publishing date
type
Contribution to journal
publication status
published
subject
in
Journal of Experimental Psychology: Human Perception and Performance
volume
26
issue
3
pages
1192 - 1208
publisher
American Psychological Association (APA)
external identifiers
  • scopus:0034197895
ISSN
0096-1523
DOI
10.1037//0096-1523.26.3.1192
language
English
LU publication?
no
id
d0e4055f-7332-4cdc-b7e9-d44902ba92c7 (old id 2205412)
date added to LUP
2011-12-06 13:09:08
date last changed
2017-08-06 04:33:37
@article{d0e4055f-7332-4cdc-b7e9-d44902ba92c7,

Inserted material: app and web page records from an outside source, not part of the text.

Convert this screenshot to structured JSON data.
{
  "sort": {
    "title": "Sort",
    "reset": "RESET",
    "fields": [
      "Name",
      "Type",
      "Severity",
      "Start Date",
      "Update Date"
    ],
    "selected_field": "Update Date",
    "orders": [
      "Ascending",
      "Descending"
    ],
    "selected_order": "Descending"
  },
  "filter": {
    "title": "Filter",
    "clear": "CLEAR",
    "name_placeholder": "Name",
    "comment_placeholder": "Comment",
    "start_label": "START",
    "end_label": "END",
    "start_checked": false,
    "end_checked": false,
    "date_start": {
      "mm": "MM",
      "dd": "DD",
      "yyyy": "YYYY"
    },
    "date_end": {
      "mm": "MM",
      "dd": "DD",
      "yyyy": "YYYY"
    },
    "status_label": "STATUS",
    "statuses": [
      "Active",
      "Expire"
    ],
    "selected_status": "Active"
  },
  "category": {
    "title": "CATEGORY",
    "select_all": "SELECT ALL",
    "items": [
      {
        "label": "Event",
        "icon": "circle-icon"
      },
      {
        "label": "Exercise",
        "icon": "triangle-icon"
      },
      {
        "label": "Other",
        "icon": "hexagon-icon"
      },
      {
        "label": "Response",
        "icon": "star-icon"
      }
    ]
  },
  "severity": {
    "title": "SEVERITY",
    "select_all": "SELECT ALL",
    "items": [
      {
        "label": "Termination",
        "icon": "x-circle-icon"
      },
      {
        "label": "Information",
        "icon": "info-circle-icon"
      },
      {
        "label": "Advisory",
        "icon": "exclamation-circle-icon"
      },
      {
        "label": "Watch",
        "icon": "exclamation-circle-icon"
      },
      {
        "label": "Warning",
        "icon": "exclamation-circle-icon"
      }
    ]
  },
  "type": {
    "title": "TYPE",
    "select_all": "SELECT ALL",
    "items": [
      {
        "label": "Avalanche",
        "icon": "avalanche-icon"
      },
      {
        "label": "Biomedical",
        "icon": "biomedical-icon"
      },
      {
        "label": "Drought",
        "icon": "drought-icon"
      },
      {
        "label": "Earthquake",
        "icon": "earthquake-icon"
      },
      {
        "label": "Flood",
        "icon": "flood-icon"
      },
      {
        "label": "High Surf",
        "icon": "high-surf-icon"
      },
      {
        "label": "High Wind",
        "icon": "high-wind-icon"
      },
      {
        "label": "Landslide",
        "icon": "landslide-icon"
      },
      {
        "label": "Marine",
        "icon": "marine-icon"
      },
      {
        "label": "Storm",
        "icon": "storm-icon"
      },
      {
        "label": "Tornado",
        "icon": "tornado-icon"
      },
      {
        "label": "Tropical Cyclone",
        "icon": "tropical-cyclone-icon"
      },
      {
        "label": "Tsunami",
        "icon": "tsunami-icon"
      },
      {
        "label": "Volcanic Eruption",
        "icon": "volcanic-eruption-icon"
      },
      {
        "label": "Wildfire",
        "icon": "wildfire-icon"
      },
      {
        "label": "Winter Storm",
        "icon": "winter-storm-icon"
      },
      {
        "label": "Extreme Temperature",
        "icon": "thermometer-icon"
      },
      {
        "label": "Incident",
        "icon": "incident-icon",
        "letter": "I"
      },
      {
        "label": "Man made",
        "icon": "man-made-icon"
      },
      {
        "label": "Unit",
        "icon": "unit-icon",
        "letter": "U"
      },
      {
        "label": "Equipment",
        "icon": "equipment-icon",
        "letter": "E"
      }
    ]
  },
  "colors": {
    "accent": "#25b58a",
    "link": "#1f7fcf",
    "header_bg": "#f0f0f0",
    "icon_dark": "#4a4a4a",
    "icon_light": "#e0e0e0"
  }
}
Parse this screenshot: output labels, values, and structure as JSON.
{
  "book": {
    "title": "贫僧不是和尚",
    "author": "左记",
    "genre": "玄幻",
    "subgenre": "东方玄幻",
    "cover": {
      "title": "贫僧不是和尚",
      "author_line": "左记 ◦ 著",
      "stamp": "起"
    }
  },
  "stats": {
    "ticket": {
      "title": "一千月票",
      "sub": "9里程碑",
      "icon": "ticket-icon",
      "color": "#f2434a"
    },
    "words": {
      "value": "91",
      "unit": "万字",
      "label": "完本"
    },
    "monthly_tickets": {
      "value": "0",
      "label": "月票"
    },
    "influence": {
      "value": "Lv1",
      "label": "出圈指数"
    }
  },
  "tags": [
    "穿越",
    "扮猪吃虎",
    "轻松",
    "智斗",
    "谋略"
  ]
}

  abstract     = {The processing advantage for words in the right visual field (RVF) has often been assigned to parallel orthographic analysis by the left hemisphere and sequential by the right. The authors investigated this notion using the Reicher–Wheeler task to suppress influences of guesswork and an eye-tracker to ensure central fixation. RVF advantages obtained for all serial positions and identical U-shaped serial-position curves obtained for both visual fields (Experiments 1–4). These findings were not influenced by lexical constraint (Experiment 2) and were obtained with masked and nonmasked displays (Experiment 3). Moreover, words and nonwords produced similar serial-position effects in each field, but only RVF stimuli produced a word–nonword effect (Experiment 4). These findings support the notion that left-hemisphere function underlies the RVF advantage but not the notion that each hemisphere uses a different mode of orthographic analysis.},
  author       = {Jordan, Timothy and Patching, Geoffrey and Milner, David},
  issn         = {0096-1523},
  language     = {eng},
  number       = {3},
  pages        = {1192--1208},
  publisher    = {American Psychological Association (APA)},
  series       = {Journal of Experimental Psychology: Human Perception and Performance},
  title        = {Lateralized Word Recognition: Assessing the Role of Hemispheric Specialization, Modes of Lexical Access, and Perceptual Asymmetry},
  url          = {http://dx.doi.org/10.1037//0096-1523.26.3.1192},
  volume       = {26},
  year         = {2000},
}